§ ENTRIES PROVIDED:
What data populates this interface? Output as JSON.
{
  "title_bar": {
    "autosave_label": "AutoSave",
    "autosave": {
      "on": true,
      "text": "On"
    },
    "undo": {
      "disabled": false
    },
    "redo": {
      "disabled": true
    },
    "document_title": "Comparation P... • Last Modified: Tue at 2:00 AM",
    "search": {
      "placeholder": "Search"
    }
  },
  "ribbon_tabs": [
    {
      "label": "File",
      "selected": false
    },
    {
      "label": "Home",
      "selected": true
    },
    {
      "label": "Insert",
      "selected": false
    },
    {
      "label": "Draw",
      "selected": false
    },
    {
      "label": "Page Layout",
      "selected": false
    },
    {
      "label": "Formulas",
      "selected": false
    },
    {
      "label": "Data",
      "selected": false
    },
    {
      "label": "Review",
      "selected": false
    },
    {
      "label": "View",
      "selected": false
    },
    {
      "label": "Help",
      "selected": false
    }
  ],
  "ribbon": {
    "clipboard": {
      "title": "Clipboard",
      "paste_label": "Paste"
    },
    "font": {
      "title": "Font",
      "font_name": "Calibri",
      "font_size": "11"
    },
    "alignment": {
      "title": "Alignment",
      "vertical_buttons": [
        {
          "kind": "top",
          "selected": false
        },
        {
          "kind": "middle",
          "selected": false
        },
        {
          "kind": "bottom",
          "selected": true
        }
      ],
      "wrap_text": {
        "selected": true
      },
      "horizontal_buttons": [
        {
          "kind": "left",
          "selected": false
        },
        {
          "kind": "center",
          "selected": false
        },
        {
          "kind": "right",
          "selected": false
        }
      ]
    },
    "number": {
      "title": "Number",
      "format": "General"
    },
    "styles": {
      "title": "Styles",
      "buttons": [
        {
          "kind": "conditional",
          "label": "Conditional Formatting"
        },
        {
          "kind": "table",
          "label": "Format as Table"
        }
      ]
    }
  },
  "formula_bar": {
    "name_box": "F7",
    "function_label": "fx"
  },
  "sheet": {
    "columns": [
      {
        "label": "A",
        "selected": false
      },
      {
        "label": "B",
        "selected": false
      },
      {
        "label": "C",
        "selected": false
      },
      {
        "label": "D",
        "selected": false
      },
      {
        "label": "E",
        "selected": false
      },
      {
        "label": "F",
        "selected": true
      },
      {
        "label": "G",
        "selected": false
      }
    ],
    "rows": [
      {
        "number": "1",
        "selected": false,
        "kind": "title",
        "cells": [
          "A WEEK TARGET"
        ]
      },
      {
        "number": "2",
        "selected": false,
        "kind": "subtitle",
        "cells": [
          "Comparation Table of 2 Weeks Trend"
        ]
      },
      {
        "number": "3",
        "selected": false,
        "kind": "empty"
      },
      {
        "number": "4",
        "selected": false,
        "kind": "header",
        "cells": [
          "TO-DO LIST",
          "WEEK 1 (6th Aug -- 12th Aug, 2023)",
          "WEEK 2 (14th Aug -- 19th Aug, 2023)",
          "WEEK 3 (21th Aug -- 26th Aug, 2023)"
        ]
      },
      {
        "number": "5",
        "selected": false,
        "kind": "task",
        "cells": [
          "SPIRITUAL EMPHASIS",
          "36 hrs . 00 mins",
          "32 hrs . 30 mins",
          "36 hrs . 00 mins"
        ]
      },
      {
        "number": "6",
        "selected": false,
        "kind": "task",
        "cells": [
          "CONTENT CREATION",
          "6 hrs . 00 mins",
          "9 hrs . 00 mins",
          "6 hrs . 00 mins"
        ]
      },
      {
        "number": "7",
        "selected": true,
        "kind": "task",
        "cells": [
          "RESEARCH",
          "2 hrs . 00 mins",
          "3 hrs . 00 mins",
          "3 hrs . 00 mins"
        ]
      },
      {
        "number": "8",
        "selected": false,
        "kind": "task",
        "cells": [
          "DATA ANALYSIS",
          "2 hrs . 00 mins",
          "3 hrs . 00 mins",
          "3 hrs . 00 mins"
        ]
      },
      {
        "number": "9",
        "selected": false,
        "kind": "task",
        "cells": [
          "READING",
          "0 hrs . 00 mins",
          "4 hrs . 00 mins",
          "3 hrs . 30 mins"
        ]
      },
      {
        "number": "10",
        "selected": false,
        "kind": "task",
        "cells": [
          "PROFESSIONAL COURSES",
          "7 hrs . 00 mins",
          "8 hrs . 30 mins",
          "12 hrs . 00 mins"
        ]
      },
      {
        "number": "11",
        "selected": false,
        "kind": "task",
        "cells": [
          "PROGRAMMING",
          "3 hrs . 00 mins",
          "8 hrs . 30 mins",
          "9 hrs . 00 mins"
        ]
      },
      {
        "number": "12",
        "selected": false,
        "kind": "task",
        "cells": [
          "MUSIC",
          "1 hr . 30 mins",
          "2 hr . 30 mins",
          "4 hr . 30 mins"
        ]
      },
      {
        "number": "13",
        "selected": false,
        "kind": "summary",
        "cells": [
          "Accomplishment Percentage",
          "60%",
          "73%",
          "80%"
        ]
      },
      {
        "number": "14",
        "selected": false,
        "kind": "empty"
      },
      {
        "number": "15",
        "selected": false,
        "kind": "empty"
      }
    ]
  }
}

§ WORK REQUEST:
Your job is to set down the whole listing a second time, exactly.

§ TASK ANSWER:
What data populates this interface? Output as JSON.
{
  "title_bar": {
    "autosave_label": "AutoSave",
    "autosave": {
      "on": true,
      "text": "On"
    },
    "undo": {
      "disabled": false
    },
    "redo": {
      "disabled": true
    },
    "document_title": "Comparation P... • Last Modified: Tue at 2:00 AM",
    "search": {
      "placeholder": "Search"
    }
  },
  "ribbon_tabs": [
    {
      "label": "File",
      "selected": false
    },
    {
      "label": "Home",
      "selected": true
    },
    {
      "label": "Insert",
      "selected": false
    },
    {
      "label": "Draw",
      "selected": false
    },
    {
      "label": "Page Layout",
      "selected": false
    },
    {
      "label": "Formulas",
      "selected": false
    },
    {
      "label": "Data",
      "selected": false
    },
    {
      "label": "Review",
      "selected": false
    },
    {
      "label": "View",
      "selected": false
    },
    {
      "label": "Help",
      "selected": false
    }
  ],
  "ribbon": {
    "clipboard": {
      "title": "Clipboard",
      "paste_label": "Paste"
    },
    "font": {
      "title": "Font",
      "font_name": "Calibri",
      "font_size": "11"
    },
    "alignment": {
      "title": "Alignment",
      "vertical_buttons": [
        {
          "kind": "top",
          "selected": false
        },
        {
          "kind": "middle",
          "selected": false
        },
        {
          "kind": "bottom",
          "selected": true
        }
      ],
      "wrap_text": {
        "selected": true
      },
      "horizontal_buttons": [
        {
          "kind": "left",
          "selected": false
        },
        {
          "kind": "center",
          "selected": false
        },
        {
          "kind": "right",
          "selected": false
        }
      ]
    },
    "number": {
      "title": "Number",
      "format": "General"
    },
    "styles": {
      "title": "Styles",
      "buttons": [
        {
          "kind": "conditional",
          "label": "Conditional Formatting"
        },
        {
          "kind": "table",
          "label": "Format as Table"
        }
      ]
    }
  },
  "formula_bar": {
    "name_box": "F7",
    "function_label": "fx"
  },
  "sheet": {
    "columns": [
      {
        "label": "A",
        "selected": false
      },
      {
        "label": "B",
        "selected": false
      },
      {
        "label": "C",
        "selected": false
      },
      {
        "label": "D",
        "selected": false
      },
      {
        "label": "E",
        "selected": false
      },
      {
        "label": "F",
        "selected": true
      },
      {
        "label": "G",
        "selected": false
      }
    ],
    "rows": [
      {
        "number": "1",
        "selected": false,
        "kind": "title",
        "cells": [
          "A WEEK TARGET"
        ]
      },
      {
        "number": "2",
        "selected": false,
        "kind": "subtitle",
        "cells": [
          "Comparation Table of 2 Weeks Trend"
        ]
      },
      {
        "number": "3",
        "selected": false,
        "kind": "empty"
      },
      {
        "number": "4",
        "selected": false,
        "kind": "header",
        "cells": [
          "TO-DO LIST",
          "WEEK 1 (6th Aug -- 12th Aug, 2023)",
          "WEEK 2 (14th Aug -- 19th Aug, 2023)",
          "WEEK 3 (21th Aug -- 26th Aug, 2023)"
        ]
      },
      {
        "number": "5",
        "selected": false,
        "kind": "task",
        "cells": [
          "SPIRITUAL EMPHASIS",
          "36 hrs . 00 mins",
          "32 hrs . 30 mins",
          "36 hrs . 00 mins"
        ]
      },
      {
        "number": "6",
        "selected": false,
        "kind": "task",
        "cells": [
          "CONTENT CREATION",
          "6 hrs . 00 mins",
          "9 hrs . 00 mins",
          "6 hrs . 00 mins"
        ]
      },
      {
        "number": "7",
        "selected": true,
        "kind": "task",
        "cells": [
          "RESEARCH",
          "2 hrs . 00 mins",
          "3 hrs . 00 mins",
          "3 hrs . 00 mins"
        ]
      },
      {
        "number": "8",
        "selected": false,
        "kind": "task",
        "cells": [
          "DATA ANALYSIS",
          "2 hrs . 00 mins",
          "3 hrs . 00 mins",
          "3 hrs . 00 mins"
        ]
      },
      {
        "number": "9",
        "selected": false,
        "kind": "task",
        "cells": [
          "READING",
          "0 hrs . 00 mins",
          "4 hrs . 00 mins",
          "3 hrs . 30 mins"
        ]
      },
      {
        "number": "10",
        "selected": false,
        "kind": "task",
        "cells": [
          "PROFESSIONAL COURSES",
          "7 hrs . 00 mins",
          "8 hrs . 30 mins",
          "12 hrs . 00 mins"
        ]
      },
      {
        "number": "11",
        "selected": false,
        "kind": "task",
        "cells": [
          "PROGRAMMING",
          "3 hrs . 00 mins",
          "8 hrs . 30 mins",
          "9 hrs . 00 mins"
        ]
      },
      {
        "number": "12",
        "selected": false,
        "kind": "task",
        "cells": [
          "MUSIC",
          "1 hr . 30 mins",
          "2 hr . 30 mins",
          "4 hr . 30 mins"
        ]
      },
      {
        "number": "13",
        "selected": false,
        "kind": "summary",
        "cells": [
          "Accomplishment Percentage",
          "60%",
          "73%",
          "80%"
        ]
      },
      {
        "number": "14",
        "selected": false,
        "kind": "empty"
      },
      {
        "number": "15",
        "selected": false,
        "kind": "empty"
      }
    ]
  }
}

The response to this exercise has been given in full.